There are two months of the year that I really look forward to: one is November, because it’s the first month that trout season is open, bass season is open and the Nymboida river is open for fishing. The other is February, because all of the above is still true, and the mackerel are also in full swing, and the craziness of the tourist season is mostly over – but it still feels like we’re in holiday mode.
Getting away for an evening bass trip after work is just another part of summer traditions. The bass have been very active in all the local waterways, whether it’s day or night. Surface lures are very effective, particularly anything that imitates the abundant cicadas around this summer. The very top of the larger systems have been producing some big fish, and they tend to be a little more concentrated with the very dry summer we’ve had. However, that may have changed by the time you read this as most of the bigger fish are in the deeper holes with good cover. Don’t waste too much time in between the better holes.

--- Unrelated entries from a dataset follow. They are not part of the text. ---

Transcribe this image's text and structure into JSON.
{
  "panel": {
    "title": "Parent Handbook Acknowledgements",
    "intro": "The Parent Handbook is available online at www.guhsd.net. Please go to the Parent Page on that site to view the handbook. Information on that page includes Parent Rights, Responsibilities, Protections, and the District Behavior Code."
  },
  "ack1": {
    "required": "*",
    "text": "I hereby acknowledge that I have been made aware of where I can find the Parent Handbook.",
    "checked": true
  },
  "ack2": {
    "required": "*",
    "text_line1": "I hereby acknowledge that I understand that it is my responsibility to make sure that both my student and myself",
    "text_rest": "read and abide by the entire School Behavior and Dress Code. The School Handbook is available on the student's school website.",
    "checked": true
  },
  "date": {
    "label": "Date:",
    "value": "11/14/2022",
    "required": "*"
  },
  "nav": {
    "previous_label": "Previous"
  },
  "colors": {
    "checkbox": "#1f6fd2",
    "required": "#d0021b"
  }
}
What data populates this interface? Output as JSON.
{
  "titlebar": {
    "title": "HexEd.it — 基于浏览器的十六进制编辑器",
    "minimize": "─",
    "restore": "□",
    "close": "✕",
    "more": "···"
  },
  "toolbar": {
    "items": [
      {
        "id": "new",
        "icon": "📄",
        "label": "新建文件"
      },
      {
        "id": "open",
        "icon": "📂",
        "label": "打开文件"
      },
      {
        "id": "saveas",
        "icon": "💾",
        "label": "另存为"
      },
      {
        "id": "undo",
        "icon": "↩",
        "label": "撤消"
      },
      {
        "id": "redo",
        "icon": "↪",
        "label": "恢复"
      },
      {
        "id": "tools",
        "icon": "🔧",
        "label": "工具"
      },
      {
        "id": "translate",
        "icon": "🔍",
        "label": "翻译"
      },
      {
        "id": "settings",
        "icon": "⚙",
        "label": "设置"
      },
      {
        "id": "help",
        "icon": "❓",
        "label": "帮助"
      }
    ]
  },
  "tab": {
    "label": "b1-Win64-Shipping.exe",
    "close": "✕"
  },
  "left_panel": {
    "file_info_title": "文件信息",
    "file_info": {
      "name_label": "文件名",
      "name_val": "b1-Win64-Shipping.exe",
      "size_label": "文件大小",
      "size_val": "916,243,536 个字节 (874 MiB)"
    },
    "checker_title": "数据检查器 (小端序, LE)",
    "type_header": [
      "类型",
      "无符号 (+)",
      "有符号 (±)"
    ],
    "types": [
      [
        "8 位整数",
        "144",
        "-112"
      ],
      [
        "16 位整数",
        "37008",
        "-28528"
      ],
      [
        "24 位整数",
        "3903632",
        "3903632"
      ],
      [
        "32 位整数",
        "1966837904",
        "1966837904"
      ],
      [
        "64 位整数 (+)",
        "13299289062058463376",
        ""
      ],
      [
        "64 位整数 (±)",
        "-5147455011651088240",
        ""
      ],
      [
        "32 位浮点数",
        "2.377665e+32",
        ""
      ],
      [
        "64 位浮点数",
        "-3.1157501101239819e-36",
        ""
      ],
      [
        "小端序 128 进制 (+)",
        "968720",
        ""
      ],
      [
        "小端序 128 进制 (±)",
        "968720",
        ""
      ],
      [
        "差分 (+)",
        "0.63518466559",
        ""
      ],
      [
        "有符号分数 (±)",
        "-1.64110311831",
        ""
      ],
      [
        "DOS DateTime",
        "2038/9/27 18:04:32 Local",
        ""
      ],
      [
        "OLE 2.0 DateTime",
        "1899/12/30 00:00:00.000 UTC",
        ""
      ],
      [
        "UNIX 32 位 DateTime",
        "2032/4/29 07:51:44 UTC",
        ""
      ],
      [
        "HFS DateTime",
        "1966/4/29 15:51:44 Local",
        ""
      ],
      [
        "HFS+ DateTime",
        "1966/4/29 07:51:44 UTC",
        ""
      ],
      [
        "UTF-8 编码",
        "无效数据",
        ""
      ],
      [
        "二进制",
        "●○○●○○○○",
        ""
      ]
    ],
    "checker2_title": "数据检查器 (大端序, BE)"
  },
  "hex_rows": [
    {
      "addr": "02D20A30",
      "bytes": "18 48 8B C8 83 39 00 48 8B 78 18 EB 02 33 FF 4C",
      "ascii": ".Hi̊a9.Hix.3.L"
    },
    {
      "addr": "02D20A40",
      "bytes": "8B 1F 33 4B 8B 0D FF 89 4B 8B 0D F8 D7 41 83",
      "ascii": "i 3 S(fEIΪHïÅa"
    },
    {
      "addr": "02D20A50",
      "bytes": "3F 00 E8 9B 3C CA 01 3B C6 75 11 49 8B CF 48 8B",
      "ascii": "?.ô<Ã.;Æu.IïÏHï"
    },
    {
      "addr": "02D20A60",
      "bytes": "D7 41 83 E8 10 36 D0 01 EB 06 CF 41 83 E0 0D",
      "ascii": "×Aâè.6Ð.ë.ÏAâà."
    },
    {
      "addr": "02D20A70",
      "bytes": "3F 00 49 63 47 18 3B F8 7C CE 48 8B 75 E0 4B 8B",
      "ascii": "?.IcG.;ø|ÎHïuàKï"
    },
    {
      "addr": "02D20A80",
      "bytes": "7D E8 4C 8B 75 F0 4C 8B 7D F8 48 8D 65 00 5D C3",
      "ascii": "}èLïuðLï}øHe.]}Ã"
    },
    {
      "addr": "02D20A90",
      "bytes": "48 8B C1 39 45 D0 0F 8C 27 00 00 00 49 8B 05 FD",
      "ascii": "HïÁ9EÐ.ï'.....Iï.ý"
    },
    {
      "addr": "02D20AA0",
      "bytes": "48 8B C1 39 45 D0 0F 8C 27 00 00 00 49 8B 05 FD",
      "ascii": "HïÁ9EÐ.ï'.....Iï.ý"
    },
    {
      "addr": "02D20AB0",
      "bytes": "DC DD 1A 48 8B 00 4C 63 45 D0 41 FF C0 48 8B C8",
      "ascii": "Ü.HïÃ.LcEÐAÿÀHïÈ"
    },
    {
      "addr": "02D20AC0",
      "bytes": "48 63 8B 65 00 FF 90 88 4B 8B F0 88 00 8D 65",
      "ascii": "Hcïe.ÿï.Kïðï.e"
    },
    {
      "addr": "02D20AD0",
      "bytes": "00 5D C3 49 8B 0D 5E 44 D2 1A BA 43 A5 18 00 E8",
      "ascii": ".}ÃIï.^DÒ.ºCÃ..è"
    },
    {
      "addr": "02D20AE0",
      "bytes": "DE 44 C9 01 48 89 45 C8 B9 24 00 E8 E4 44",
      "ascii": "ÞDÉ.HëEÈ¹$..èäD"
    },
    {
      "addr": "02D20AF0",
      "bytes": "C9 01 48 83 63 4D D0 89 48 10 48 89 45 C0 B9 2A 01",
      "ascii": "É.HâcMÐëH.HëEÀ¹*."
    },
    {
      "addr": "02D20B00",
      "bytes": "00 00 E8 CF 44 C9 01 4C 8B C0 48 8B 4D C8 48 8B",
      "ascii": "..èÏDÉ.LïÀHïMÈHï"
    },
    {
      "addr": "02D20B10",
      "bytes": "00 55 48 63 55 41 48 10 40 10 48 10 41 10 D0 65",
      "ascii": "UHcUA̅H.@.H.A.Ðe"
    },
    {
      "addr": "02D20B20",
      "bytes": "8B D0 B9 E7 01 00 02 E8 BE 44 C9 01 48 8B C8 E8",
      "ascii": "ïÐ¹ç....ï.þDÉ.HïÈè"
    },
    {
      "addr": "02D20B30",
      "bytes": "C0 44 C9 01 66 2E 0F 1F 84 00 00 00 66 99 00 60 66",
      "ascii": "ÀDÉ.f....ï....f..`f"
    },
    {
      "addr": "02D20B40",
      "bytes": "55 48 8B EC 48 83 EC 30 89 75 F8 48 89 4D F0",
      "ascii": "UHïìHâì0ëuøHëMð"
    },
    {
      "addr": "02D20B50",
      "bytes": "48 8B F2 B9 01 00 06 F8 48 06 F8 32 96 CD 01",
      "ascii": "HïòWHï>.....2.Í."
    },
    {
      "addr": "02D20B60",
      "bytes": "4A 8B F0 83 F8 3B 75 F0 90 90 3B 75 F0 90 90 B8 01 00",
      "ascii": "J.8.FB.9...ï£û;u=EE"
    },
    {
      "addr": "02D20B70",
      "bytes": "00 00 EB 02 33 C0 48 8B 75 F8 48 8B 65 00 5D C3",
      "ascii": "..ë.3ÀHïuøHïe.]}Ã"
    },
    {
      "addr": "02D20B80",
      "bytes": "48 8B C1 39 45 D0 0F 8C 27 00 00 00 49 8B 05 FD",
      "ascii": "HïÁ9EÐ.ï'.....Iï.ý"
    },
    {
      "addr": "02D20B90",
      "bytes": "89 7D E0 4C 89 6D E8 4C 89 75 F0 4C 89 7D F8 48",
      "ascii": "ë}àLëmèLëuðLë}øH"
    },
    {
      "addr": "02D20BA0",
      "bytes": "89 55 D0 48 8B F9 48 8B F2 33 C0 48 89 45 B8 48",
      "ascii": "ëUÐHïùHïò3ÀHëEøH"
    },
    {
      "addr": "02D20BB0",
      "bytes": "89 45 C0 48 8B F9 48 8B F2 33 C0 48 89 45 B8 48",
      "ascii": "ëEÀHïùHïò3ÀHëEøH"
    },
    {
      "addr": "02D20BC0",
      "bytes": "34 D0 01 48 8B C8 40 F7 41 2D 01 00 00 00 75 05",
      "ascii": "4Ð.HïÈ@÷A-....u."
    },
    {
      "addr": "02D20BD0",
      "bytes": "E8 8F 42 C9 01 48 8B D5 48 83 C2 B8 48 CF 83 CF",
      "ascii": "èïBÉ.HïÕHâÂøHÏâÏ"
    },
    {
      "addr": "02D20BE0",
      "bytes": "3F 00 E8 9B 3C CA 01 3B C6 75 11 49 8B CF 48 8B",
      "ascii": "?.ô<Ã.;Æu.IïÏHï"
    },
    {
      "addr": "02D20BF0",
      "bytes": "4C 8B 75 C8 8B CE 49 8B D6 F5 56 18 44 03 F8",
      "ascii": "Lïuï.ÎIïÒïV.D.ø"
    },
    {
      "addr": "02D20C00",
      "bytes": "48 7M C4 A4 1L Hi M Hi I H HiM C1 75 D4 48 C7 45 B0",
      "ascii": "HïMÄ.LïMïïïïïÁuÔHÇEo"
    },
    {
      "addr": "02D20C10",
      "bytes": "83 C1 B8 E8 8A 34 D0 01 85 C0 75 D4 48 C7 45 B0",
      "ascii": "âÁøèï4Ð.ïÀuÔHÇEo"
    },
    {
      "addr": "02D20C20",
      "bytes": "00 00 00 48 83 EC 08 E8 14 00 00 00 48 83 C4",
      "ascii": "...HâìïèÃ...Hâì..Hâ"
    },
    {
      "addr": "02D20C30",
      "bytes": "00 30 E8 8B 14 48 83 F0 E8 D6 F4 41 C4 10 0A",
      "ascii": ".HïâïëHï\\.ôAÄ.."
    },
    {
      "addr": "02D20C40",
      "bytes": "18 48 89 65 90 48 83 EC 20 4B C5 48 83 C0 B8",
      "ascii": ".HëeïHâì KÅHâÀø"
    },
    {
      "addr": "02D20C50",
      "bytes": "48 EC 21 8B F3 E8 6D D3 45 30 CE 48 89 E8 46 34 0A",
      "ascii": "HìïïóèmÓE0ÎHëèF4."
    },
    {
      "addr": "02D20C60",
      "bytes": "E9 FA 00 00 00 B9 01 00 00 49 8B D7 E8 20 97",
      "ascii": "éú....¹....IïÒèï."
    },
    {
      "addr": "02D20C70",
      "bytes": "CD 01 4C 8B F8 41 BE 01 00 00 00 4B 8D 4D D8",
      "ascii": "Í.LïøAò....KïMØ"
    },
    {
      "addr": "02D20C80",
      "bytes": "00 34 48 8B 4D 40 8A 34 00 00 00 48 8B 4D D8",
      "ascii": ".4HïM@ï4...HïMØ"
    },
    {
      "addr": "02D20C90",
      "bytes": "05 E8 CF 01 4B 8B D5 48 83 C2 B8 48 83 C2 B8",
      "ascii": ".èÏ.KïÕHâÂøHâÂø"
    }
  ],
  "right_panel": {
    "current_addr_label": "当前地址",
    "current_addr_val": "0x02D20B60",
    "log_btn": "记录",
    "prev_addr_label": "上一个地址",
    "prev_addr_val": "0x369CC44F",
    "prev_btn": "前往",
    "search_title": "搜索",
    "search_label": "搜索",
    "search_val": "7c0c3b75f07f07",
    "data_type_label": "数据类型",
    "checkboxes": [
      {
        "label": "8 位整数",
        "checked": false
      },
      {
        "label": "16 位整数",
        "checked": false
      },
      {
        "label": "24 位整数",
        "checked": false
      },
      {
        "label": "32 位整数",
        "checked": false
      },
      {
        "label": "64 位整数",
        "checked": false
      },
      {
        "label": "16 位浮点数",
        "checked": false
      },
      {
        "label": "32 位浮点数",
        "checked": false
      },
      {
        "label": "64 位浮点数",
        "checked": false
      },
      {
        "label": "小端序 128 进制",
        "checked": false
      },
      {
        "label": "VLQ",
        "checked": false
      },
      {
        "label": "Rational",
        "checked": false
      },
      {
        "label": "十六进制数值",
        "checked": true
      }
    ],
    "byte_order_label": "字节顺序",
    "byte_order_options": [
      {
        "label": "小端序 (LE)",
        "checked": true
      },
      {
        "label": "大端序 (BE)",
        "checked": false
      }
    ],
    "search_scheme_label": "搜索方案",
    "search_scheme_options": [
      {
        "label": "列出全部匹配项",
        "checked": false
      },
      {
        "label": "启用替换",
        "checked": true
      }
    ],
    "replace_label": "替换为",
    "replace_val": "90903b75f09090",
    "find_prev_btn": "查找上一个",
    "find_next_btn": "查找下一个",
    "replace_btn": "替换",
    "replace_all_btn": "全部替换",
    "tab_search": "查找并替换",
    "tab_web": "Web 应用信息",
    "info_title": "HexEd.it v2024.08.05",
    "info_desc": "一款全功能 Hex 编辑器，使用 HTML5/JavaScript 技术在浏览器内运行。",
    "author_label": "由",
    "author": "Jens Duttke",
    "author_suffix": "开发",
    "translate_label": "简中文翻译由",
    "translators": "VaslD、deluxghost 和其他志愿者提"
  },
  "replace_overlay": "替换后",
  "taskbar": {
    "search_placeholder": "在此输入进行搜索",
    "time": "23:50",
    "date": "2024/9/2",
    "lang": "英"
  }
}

The situation has been much the same for the trout up on the plateau. Very hot conditions and low creek levels have pushed the decent fish into the diminishing deeper holes in each system. This means there have been some very slow sections, with only small fish or none at all, but if you do find the decent sections there can be good fishing for large, hungry fish. Usually it’s the creeks higher up the range that offer cooler conditions, but it has been stinking hot out west with very little rain. The top creeks are very open and exposed to the heat so it’s best to look for sections further from the source. Here there is forest cover and more water, providing easier living conditions for the trout. Don’t discount the larger rivers – it was conditions like this last year that saw trout being caught well down into the Nymboida River system.
The other side of summer means chasing toothy critters in the salt. The estuary anglers are out chasing mangrove jack. The jacks, for the most part, have been obliging, with plenty of decent red fish being landed from the middle stretches of most of our estuary systems. There have been marauding schools of giant trevally roaming these areas and even the odd giant herring being caught up in the dirtier brackish water. Surface lures that mimic baitfish or prawns have been performing the best, with lures such as the OSP Bent Minnow and Bassday Sugapen becoming the favourites. The Sugapen has also been the go-to lure for chasing whiting down in the lower estuaries. There have been plenty of whiting caught on the flats lately, especially on the incoming cycle of the larger tides.
Elsewhere in the saltwater, mackerel fever has set in completely. At this time of year you’d be hard pressed to find an inshore boat not trolling or drifting a live bait or two, hoping for one of these speedsters.
The spotted mackerel have been moving around in very large schools and have sometimes been hard to tempt. A slimy mackerel will seldom be ignored, but casting a stickbait at one of these schools can create some very exciting fishing. The spotties have been sticking closely inshore, so there’s no need to venture too far offshore if you’re after a quick feed. There’s also plenty of snapper inshore for a mixed grill or just some varied fun.
Another sure sign of summer is the arrival of the mahimahi. They are one of my favourite fish, as they’re the whole package – they’re great fun to catch, look awesome, release well if treated properly and taste great when keeping a couple for the table. They have been residing around the structures out wide – whether it’s the FAD, the wave buoy, the fish traps or any other floating debris. If you can find some patches of water above 25°C you may find them in a bit closer to the coast, but they are much less consistent there.
This month is the last month of summer, but the summer fishing should go on for a few months yet. If you’re going to get out there, I hope your fishing is as hot as the weather has been!Reads: 233